### THE TASK
Using the records beneath, say how many lines contain the word "true", without comment.

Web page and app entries
========================================

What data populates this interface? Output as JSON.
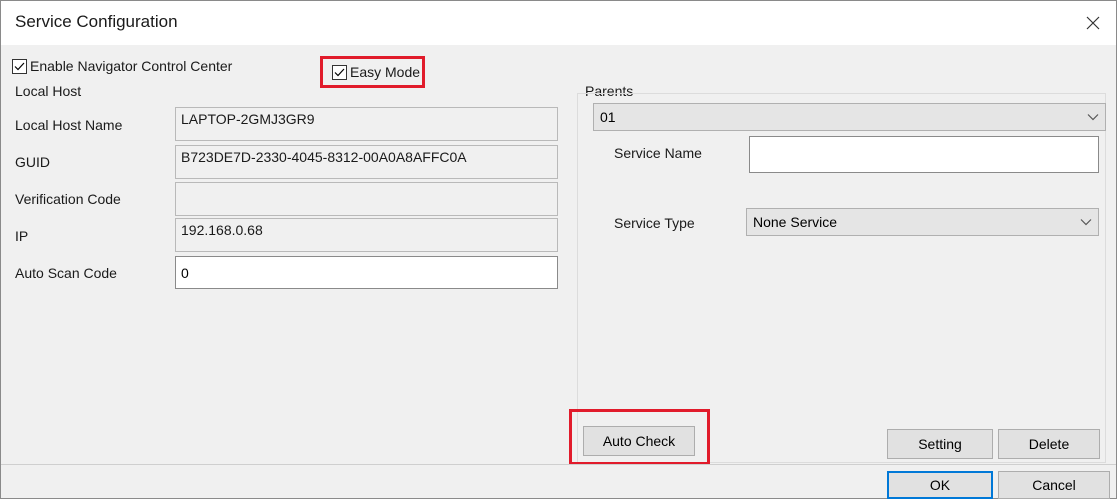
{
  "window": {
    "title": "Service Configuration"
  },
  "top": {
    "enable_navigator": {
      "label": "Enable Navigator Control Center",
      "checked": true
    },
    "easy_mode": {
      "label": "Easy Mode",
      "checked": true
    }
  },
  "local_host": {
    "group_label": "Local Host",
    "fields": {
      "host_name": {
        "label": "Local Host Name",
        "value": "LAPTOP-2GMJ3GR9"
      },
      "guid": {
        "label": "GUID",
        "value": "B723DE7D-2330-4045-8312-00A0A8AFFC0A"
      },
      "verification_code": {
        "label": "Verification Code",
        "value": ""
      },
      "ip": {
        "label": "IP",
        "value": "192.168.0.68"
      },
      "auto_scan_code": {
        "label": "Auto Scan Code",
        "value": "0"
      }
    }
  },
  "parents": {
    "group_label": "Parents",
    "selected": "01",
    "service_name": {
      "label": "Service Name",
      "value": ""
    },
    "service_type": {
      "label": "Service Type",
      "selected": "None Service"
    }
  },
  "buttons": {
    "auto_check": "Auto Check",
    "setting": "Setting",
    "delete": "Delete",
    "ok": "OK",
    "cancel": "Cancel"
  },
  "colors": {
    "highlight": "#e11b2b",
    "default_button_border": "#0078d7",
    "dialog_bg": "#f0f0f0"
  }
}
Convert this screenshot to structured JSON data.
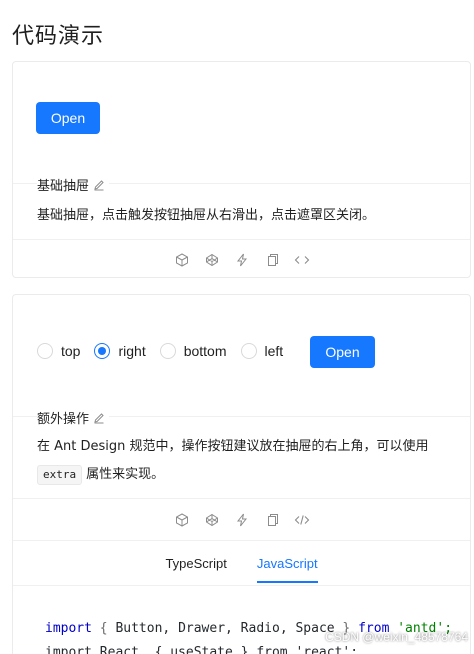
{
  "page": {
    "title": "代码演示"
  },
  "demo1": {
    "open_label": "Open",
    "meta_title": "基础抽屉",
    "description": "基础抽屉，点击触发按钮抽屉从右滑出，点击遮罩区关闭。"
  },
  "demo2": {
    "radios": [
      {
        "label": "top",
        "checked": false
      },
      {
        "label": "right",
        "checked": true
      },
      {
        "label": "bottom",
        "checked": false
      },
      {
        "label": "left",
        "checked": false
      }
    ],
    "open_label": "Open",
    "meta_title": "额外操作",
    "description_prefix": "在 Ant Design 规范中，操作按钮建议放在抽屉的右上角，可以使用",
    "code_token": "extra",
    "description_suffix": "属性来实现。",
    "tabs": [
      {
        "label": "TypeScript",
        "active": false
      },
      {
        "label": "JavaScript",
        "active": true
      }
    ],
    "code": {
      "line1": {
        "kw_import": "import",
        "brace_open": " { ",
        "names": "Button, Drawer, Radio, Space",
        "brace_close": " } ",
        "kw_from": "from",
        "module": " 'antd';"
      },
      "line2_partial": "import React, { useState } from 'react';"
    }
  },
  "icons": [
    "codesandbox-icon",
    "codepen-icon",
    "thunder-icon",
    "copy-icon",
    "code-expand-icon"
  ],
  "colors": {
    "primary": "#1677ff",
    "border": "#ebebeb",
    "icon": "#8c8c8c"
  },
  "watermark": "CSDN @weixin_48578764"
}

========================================

### SOLUTION
4